Regulations and

Case Studies

Frequently Asked Questions


HHS Reference Tool Content

I.Basic Appropriations Law Concepts
 A.Anti-Deficiency Act
 B.Bona FideNeeds Rule
 C.Appropriation Types
 D.Continuing Resolution
II.Decision Factors
 A.No-Year Appropriation
 B.Bona FideNeeds Rule
 C.Acquiring Severable Services
  1.Annual Appropriation
   a.Contract period not more than one year
   b.Contract period more than one year
    -Incremental Funding
  2.Multiple-Year Appropriation
   a.Contract period will not extend beyond multiple-year appropriation's period of availability
   b.Contract period will extend beyond multiple-year appropriation's period of availability
    -Incremental Funding
 D.Acquiring Non-severable Services
  1. Funded in Full
    a.Entire Contract/Single Requirement
    b.Fully Funded Initial Requirement (Followed by Options)
  2.Multi-year Contracting
  3.Options After Initial Requirement
    a.Severable Services
    -Annual Appropriation
    -Multiple-Year Appropriation
    b.Non-severable Services
    -Fully Funded
    -Multi-Year Contract
 E.Acquiring both severable and non-severable services
  1.Single Definitive Contract
  2.Indefinite-Delivery/Indefinite-Quantity Contract
III.Case Studies
IV.Frequently Asked Questions

Single Definitive Contract

It is possible for a single contract to contain a significant portion of both severable and non-severable services.

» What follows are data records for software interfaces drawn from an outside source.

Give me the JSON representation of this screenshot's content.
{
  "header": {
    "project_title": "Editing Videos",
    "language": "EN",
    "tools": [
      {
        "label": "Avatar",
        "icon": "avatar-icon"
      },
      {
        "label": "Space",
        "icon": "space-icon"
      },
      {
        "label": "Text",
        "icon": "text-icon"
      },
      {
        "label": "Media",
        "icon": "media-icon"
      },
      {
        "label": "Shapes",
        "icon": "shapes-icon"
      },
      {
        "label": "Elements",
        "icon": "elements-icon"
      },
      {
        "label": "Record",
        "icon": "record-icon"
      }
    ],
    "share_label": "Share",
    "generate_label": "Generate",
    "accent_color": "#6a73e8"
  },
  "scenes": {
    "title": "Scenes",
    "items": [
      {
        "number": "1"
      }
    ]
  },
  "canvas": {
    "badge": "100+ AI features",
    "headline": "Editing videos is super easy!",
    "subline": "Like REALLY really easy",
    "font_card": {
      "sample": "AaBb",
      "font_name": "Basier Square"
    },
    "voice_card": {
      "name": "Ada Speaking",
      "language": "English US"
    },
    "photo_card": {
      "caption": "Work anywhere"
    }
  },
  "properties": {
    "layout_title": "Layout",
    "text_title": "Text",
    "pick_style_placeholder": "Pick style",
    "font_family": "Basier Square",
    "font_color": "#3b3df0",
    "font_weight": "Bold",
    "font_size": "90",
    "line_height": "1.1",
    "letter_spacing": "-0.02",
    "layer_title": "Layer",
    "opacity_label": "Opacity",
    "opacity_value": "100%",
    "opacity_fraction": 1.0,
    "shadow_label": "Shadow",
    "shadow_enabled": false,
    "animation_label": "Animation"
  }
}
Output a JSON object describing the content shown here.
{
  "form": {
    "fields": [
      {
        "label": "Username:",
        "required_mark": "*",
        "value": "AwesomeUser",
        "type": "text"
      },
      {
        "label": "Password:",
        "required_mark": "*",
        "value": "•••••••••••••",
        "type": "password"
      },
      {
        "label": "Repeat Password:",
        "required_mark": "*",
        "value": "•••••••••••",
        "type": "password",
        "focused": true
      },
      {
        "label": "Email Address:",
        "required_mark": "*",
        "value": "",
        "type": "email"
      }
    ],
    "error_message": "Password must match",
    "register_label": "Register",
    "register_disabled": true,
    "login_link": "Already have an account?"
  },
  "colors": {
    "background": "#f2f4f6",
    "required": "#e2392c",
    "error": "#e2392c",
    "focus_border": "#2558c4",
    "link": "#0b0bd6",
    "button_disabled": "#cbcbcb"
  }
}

In such cases, the services must be structured as separate contract line items and funded in accordance with the appropriations law principles applicable to the service type. However, in a situation where the contract requirement is primarily for one type of service (e.g., non-severable), but contains incidental services of the second type (e.g., severable) that cannot be feasibly separated, the contract should be managed and funded consistent with its core services. Consider, for example, a 24-month contract for a non-severable research project that includes a requirement for ongoing analysis of drug compounds as a minor component. There is no need to artificially separate the severable drug analysis activity from the core contract requirement for non-severable research services. This contract would most appropriately be considered and managed as a contract for non-severable services given that the severable component is incidental to the contract’s primary purpose.